- Using the liquid used to grow the scoby: The liquid used to grow the scoby will likely be too strong and vinegary to drink (and if you’re not used to drinking kombucha or very vinegary beverages, it can give you a stomach ache). You can use it to start your first batch of kombucha, or you can use it as a cleaning solution on your counters.
- Your scoby is forming normally and is healthy if… You see bubbles, clear jelly-like masses, opaque jelly-like masses, stringy or gritty brown bits. Also if the tea smells fresh, tart, and slightly vinegary (this aroma will become more pronounced the further into the process you go).
- Your finished scoby is normal and healthy if… It’s about a quarter-inch thick and opaque.
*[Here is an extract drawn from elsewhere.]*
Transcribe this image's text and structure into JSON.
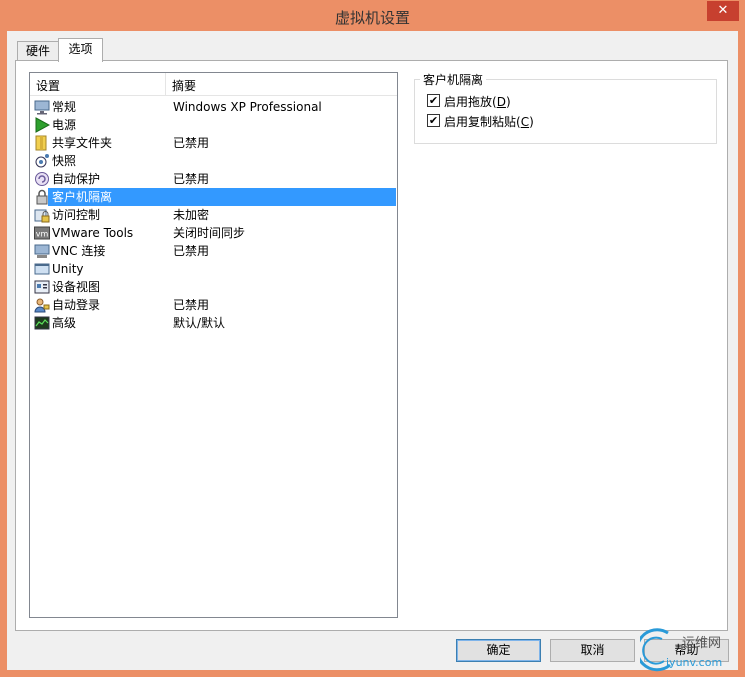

It’s fine if the scoby is bubbled or nubbly or has a rough edge. It’s also ok if it’s thinner in some parts than others or if there’s a hole. Your scoby will become smoother and more uniform as you brew more batches of kombucha.
- There is a problem if… You see fuzzy black or green mold growing on top of the forming scoby, or if your tea starts to smell cheesy, rancid, or otherwise unpleasant. In any of these cases, bad bacteria has taken hold of the tea; discard this batch and start again with a fresh batch.
- If you can’t tell if there’s a problem… Continue to let the tea ferment and the scoby form. If it’s a problem, it will get worse; if it’s a normal part of the process, it should normalize (or at least not get any worse!)
- Covering for the jar: Cheesecloth is not ideal because it’s easy for small insects, like fruit flies, to wiggle through the layers. Use a few layers of tightly woven cloth (like clean napkins or tea towels), coffee filters, or paper towels, to cover the jar, and secure it tightly with rubber bands or twine.
- Using Other Sugars: Scobys form best if you use plain, granulated table sugar. Organic sugar is fine, but avoid alternative sugars or honey.
- Substituting Other Teas: Plain black tea is the best and most nutritious tea for scoby growth. For this step of growing a new kombucha, use black tea if at all possible; you can play around with other teas once you start making kombucha regularly.
Recipe pulled from thekitchn archives: because I’m hoping for some reliability here.